• [Dataset rows for apps and sites]:
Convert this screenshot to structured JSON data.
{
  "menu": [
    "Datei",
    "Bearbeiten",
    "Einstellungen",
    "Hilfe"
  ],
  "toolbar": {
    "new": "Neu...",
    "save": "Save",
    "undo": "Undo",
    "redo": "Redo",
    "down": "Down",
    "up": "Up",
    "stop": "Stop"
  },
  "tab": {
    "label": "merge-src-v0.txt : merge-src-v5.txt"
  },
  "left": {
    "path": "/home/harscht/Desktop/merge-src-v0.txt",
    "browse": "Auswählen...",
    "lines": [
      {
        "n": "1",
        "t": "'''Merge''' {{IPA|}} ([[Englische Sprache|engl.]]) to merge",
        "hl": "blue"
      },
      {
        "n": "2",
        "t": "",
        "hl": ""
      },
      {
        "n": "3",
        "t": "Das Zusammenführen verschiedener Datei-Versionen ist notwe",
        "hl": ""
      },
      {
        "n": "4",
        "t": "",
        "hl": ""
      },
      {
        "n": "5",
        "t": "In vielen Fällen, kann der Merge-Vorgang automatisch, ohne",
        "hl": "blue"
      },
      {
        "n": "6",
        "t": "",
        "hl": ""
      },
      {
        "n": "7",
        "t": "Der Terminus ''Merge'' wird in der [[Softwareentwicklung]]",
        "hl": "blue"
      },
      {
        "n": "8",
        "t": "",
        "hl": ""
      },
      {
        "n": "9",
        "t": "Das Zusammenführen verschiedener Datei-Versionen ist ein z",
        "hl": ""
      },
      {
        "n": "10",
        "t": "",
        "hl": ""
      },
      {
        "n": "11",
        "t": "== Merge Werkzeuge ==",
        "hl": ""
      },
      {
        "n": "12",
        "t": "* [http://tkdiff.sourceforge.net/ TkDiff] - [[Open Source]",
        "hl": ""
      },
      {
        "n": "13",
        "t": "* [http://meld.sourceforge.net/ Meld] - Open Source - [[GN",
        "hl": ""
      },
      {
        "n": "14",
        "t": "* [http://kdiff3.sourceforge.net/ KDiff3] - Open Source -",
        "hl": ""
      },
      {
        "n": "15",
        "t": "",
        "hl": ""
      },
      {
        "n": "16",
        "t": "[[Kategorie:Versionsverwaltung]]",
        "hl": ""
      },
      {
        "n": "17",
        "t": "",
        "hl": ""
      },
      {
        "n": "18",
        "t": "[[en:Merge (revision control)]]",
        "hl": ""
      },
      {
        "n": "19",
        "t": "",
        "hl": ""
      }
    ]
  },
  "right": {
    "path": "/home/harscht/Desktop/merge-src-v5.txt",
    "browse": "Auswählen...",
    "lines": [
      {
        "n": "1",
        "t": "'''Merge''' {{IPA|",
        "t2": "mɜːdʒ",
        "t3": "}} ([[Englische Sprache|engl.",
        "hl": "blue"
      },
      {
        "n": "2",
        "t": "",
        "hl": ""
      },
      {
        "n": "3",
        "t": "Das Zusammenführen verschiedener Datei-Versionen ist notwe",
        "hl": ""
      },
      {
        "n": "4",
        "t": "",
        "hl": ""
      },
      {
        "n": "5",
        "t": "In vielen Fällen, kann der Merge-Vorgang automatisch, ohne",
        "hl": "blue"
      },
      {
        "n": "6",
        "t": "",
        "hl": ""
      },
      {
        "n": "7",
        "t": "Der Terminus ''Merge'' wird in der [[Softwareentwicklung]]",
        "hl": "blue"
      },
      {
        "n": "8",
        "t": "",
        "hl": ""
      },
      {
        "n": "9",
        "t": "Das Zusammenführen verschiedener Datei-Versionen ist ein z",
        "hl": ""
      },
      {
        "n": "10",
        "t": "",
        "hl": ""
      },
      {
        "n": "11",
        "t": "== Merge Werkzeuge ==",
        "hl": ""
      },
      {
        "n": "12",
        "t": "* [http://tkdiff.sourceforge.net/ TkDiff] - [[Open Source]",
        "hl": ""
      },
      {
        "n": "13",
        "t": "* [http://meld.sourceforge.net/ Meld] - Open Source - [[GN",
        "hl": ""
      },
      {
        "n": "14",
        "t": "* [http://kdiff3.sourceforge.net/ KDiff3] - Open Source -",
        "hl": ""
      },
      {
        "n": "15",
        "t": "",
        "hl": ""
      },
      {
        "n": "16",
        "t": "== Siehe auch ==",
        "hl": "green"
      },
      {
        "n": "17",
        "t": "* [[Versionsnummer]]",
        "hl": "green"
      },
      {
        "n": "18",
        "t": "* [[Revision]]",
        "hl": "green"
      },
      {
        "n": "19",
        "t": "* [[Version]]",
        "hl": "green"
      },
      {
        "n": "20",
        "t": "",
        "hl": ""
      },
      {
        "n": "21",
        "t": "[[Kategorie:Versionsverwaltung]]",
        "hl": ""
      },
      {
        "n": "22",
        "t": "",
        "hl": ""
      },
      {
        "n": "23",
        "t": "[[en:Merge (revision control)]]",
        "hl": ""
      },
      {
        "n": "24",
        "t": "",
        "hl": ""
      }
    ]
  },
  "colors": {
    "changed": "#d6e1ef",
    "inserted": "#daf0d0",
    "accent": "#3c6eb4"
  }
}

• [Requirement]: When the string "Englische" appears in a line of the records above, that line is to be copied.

• [Solution to this task]:
        "t": "'''Merge''' {{IPA|}} ([[Englische Sprache|engl.]]) to merge",
        "t3": "}} ([[Englische Sprache|engl.",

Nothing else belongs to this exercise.